Every line of the entries below that mentions "title" is to be copied out.

Raw data:
_ _ _ _

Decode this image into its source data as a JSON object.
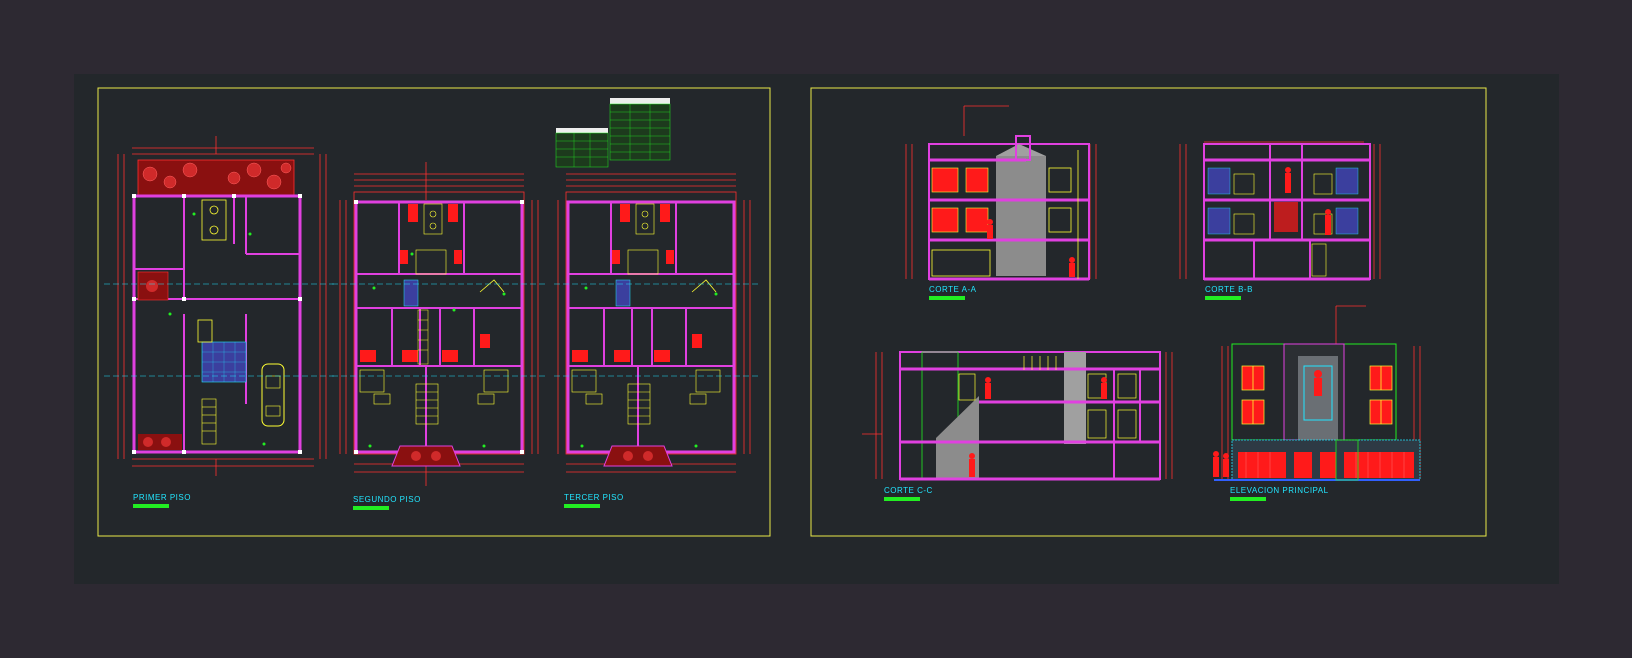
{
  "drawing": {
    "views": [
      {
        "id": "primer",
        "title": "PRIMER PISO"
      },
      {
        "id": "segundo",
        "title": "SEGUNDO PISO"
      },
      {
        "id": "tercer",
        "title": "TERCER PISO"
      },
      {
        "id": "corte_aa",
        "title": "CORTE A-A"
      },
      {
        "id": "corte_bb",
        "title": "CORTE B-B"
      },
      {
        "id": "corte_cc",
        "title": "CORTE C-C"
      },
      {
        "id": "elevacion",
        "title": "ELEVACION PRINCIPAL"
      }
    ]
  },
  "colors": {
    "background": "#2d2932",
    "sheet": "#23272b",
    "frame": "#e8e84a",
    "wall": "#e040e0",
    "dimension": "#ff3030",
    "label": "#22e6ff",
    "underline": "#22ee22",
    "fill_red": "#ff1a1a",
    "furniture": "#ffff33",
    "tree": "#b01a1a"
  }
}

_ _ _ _

Result:
        "title": "PRIMER PISO"
        "title": "SEGUNDO PISO"
        "title": "TERCER PISO"
        "title": "CORTE A-A"
        "title": "CORTE B-B"
        "title": "CORTE C-C"
        "title": "ELEVACION PRINCIPAL"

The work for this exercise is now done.